Auto Mode • Auto Mode is perfect for most volume sources like speaking voices in interviews or meetings, or soft instruments like the violin or acoustic guitar. In Auto Mode, Mikey utilizes an automatic gain control circuit to adjust microphone sensitivity when a sound source is quiet, and helps to keep the microphone from overloading when a sound source is too loud. While the circuit will automatically adjust to quiet or loud sources, we recommend using the Loud or Quiet settings if you know the source you are recording will be consistently quiet or loud.
Quiet • Perfect for recording soft sound sources, like an un-amplified lecture, distant noises, or a pin drop! The Quiet setting is intended for sources in the 45-65dB range and will not adjust in the event of louder sounds.
For those of you who like specs, here are some of the details.
Put into language that we can all understand, the Mikey Digital provides:
Superior quality audio recording
Made for iPhone 4S, iPhone 4, iPad 3rd generation, iPad 2 and iPad
Works with most popular recording apps
Input jack for guitars, mics, and any device with line-out
Automatic or manual gain control
Advanced processor for future app compatibility
Built-in USB charging port
Of course all of this means nothing in the real world. After all, you don’t purchase something like the Mikey because it looks pretty. No, you purchase something like the Mikey because you realize that the built-in microphone on the iPad or iPhone (pre-iPhone 5 since it no longer sports the 30-pin dock connector) leaves something to be desired. Yes, sound matters and it is why you buy something like the Mikey. So how does it sound? I turned to my friend Rebecca to find out. Rebecca has an amazing voice. A performer since childhood, she now sings professionally and, well, hear for yourself.
Since Rebecca not only has an amazing voice but she also knows a great deal about music in specific and audio in general I asked her to listen to the recording and describe the differences she heard. This is what she said.
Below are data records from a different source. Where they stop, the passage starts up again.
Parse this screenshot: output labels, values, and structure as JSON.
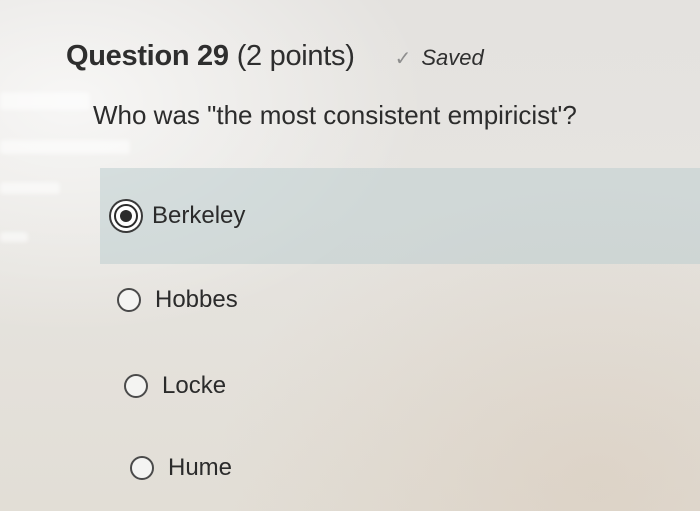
{
  "question": {
    "title": "Question 29",
    "points": "(2 points)",
    "status": "Saved",
    "prompt": "Who was \"the most consistent empiricist'?"
  },
  "options": [
    {
      "label": "Berkeley",
      "selected": true
    },
    {
      "label": "Hobbes",
      "selected": false
    },
    {
      "label": "Locke",
      "selected": false
    },
    {
      "label": "Hume",
      "selected": false
    }
  ],
  "icons": {
    "status": "checkmark-icon"
  },
  "colors": {
    "selected_row": "#bfd0d2",
    "text": "#2b2b2b",
    "check": "#8e8e8e"
  }
}
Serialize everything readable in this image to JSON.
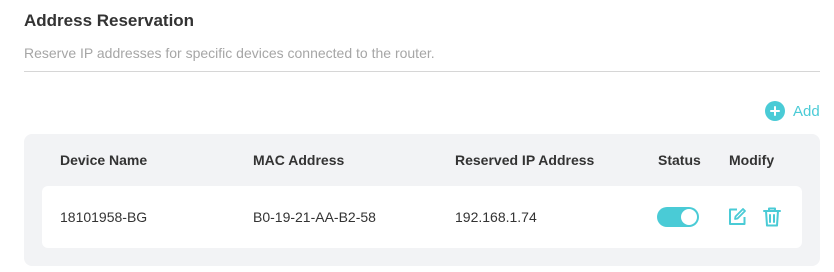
{
  "section": {
    "title": "Address Reservation",
    "subtitle": "Reserve IP addresses for specific devices connected to the router."
  },
  "toolbar": {
    "add_label": "Add",
    "add_icon": "plus-circle-icon"
  },
  "table": {
    "columns": [
      "Device Name",
      "MAC Address",
      "Reserved IP Address",
      "Status",
      "Modify"
    ],
    "rows": [
      {
        "device_name": "18101958-BG",
        "mac": "B0-19-21-AA-B2-58",
        "ip": "192.168.1.74",
        "status_enabled": true,
        "edit_icon": "edit-icon",
        "delete_icon": "trash-icon"
      }
    ]
  },
  "colors": {
    "accent": "#4acbd6",
    "title_text": "#333333",
    "muted_text": "#a6a6a6",
    "table_bg": "#f2f3f5"
  }
}
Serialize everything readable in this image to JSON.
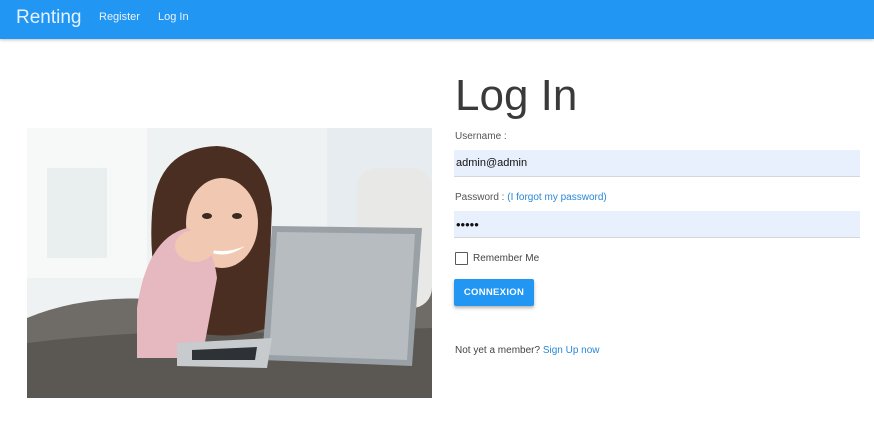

With No Microphone:
With just the standard iPad microphone the voice is slightly muffled in favor of the background noise. In this case because the room was silent you hear all of the reverberations from around the room. The voice ends up sounding slightly muddy and you can’t hear the clarity of the sound.
With the Mikey at the Lowest Setting:
With this setting you hear only the voice. For many purposes this can be a good thing but you don’t get any reverb. Modern audiences don’t generally respond well to this as they are so used to hearing some reverb when listening to music. As a teacher I might use this setting were I recording a student and I wanted to check their pitch, diction, or rhythm.
With the Mikey at the Loudest Setting:
This is the best of both worlds. You hear the clarity of the singing but you also hear just enough reverb to give you a sense of being in a live setting. Were I using this mic, this is the setting I would use for anything that I put out into the public arena.
I like the Mikey Digital a lot. It is small, easy to use and does the job. I am bummed that I will only be able to use it with my iPad moving forward and do hope the dock adapter will allow it to be compatible with my iPhone 5. With our iOS devices being used more and more to record audio and video having a good, small, easy to use, high quality microphone is increasingly important. The Mikey Digital is just that. And, when you have it connected, it just looks cool.
You can learn more here on the product page. Get it through our Amazon Affiliate Store.
What I Like: Small; Easy to use; Adds a great deal to the audio quality when using iOS to capture sound; Three settings let you capture what you need in the given setting
What Needs Improvement: Designed for the 30-pin dock connector and the iPhone 5 and new iPod touch won’t currently work with it